This morning I had a 10am coffee audience with my friend Alfred, who I hadn’t seen since Bondi and I came here in 2005. The 2km walk to his new penthouse apartment in the World Fashion zone was an excellent opportunity to stretch Munson’s legs and get his ablutions out of the way for the day.
About half the walk was through Rembrandtpark, giving Munson a great burst of green space to sniff and let his eye wander to every dog and duck.
Alfred was in fine form, showing us around his new apartment. I wasn’t quite sure what to expect as I’d done a Google streetview of the building before arriving so that I would recognise my destination on arrival, and saw that the place looked like a construction site with cement mixers everywhere. Checking in with him yesterday on this matter he revealed that he and his husband had been living inside one of these mixers for a year and a half. It sounded rather gritty but I thought it would at least give them something concrete to build from.
When Munson and I boarded the “industrially themed” elevator I remembered that one of the Netherlands’ most famous horror films was called De lift. The horrific element for most Dutch was the nosebleeding experience of being taken one floor or more above ground level. I believe it was the film 2012 which prompted Alfred to move out of his 4th floor apartment of 19 years to a 6th floor apartment that would actually be above sea level.
After a few hours we left Alfred to his sweeping views of of the submarine city and headed back towards the city centre via the Vondelpark. It’s a very busy place and I’m sure I’m not the first of its ten million annual visitors to have to dodge a businessman riding a bicycle hands-free while clipping his fingernails.
By the time we’d zig-zagged through streets, parks and over canals to Alfred’s and returned to Centrum, we’d already covered 5-6km so it was time for another coffee break. Munson was free to enter every shop I wanted to visit, and it was rather sweet to see not only proprietors but other customers providing treats or fetching water for him. It was a small triumph for me being able to take him into Waterstones book store as their British parent forbid it in the UK.
|On my last visit to Amsterdam, a number of the ladies in the red light district emerged from their windows to say hello to Bondi. This time they weren’t so forthcoming but Munson did spot a pussy in one of the windows there: |

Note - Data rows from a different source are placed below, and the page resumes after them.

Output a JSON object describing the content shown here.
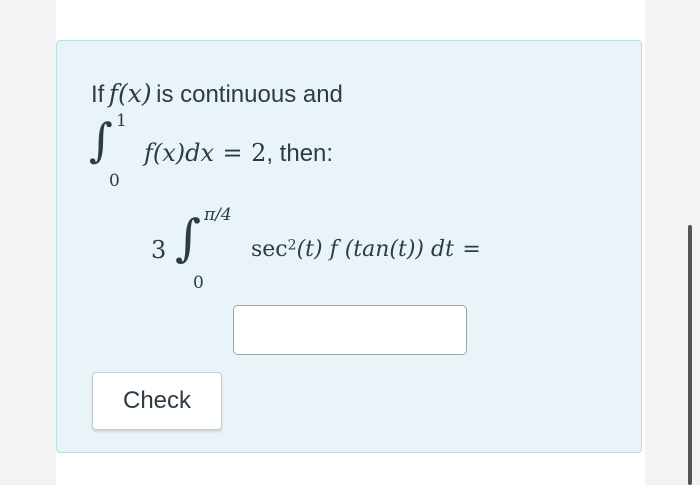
{
  "question": {
    "prompt_prefix": "If",
    "fx": "f(x)",
    "prompt_suffix": "is continuous and",
    "integral1": {
      "upper": "1",
      "lower": "0",
      "integrand": "f(x)dx",
      "equals": "=",
      "value": "2",
      "then_text": ", then:"
    },
    "integral2": {
      "coefficient": "3",
      "upper": "π/4",
      "lower": "0",
      "sec": "sec",
      "exponent": "2",
      "integrand_rest": "(t) f (tan(t)) dt",
      "equals": "="
    }
  },
  "answer": {
    "value": "",
    "placeholder": ""
  },
  "check_button": {
    "label": "Check"
  },
  "colors": {
    "card_background": "#e8f4f7",
    "card_border": "#bcdde7",
    "text": "#2d3b45",
    "page_side": "#f3f3f3"
  }
}
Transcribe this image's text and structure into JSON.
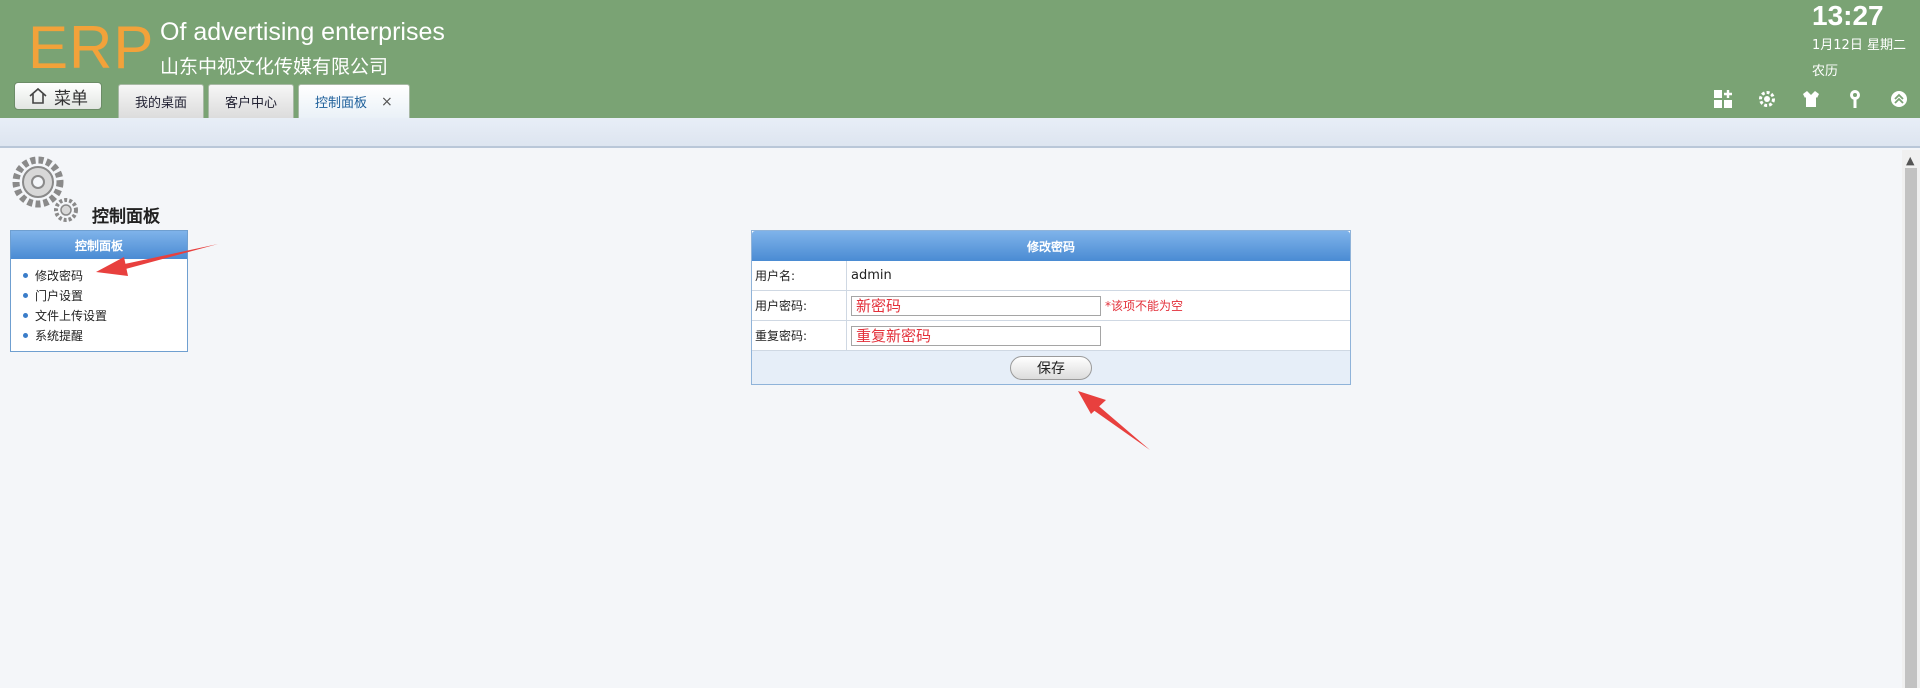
{
  "header": {
    "logo": "ERP",
    "company_en": "Of advertising enterprises",
    "company_cn": "山东中视文化传媒有限公司",
    "time": "13:27",
    "date": "1月12日 星期二",
    "lunar": "农历",
    "menu_label": "菜单",
    "icons": [
      "grid-add-icon",
      "gear-icon",
      "shirt-icon",
      "key-icon",
      "collapse-icon"
    ]
  },
  "tabs": [
    {
      "label": "我的桌面",
      "active": false
    },
    {
      "label": "客户中心",
      "active": false
    },
    {
      "label": "控制面板",
      "active": true,
      "close": "×"
    }
  ],
  "sidebar": {
    "page_title": "控制面板",
    "panel_title": "控制面板",
    "items": [
      {
        "label": "修改密码"
      },
      {
        "label": "门户设置"
      },
      {
        "label": "文件上传设置"
      },
      {
        "label": "系统提醒"
      }
    ]
  },
  "form": {
    "title": "修改密码",
    "username_label": "用户名:",
    "username_value": "admin",
    "password_label": "用户密码:",
    "password_placeholder": "新密码",
    "password_error": "*该项不能为空",
    "repeat_label": "重复密码:",
    "repeat_placeholder": "重复新密码",
    "save_label": "保存"
  },
  "colors": {
    "header_bg": "#7aa374",
    "logo": "#f2a23a",
    "panel_head": "#4a8bd3",
    "error": "#e3303a",
    "arrow": "#e8403e"
  }
}
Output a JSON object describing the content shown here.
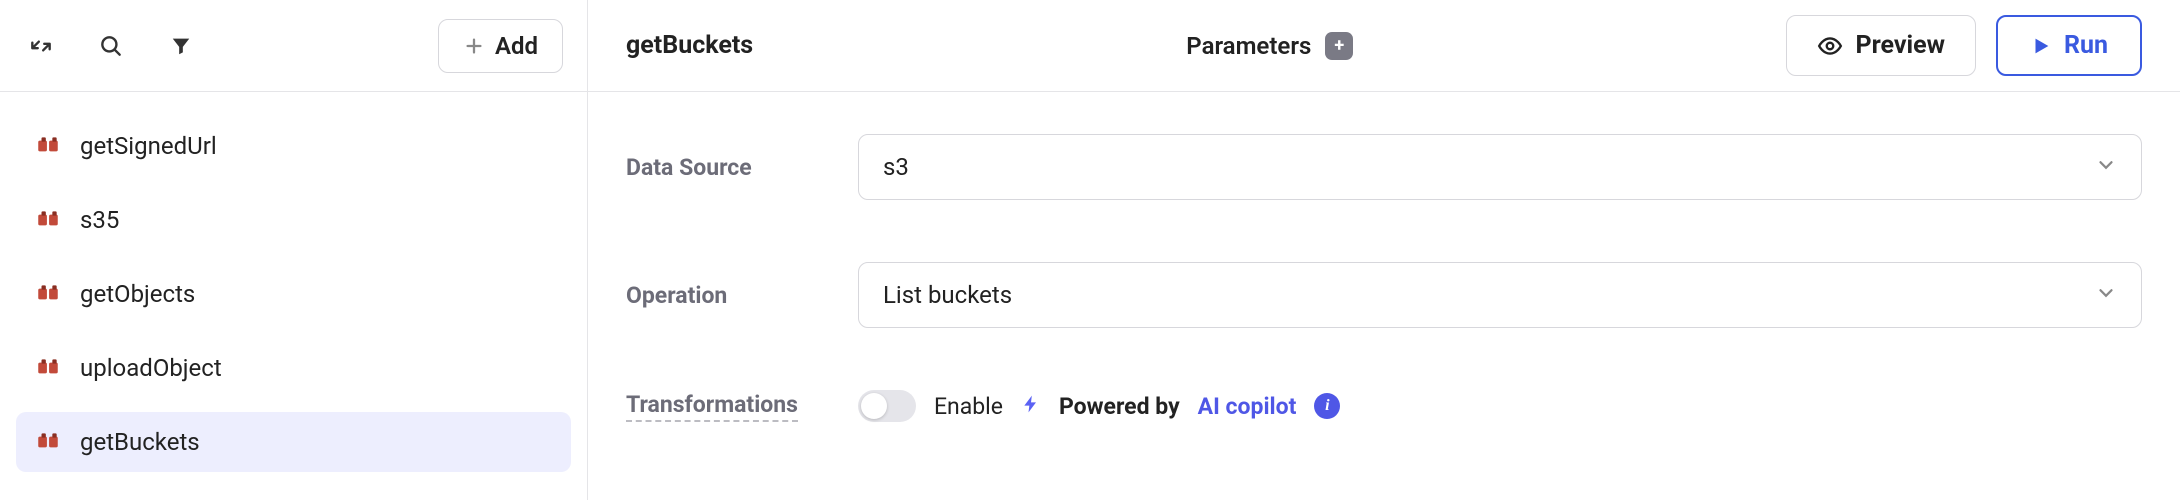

|We got about as far as Centraal station before turning back to Arno & Martin’s house. While I worked out how much distance we’d covered (at least 13km) Munson crashed out for an hour or two, his eyes very soon twitching in REM sleep.|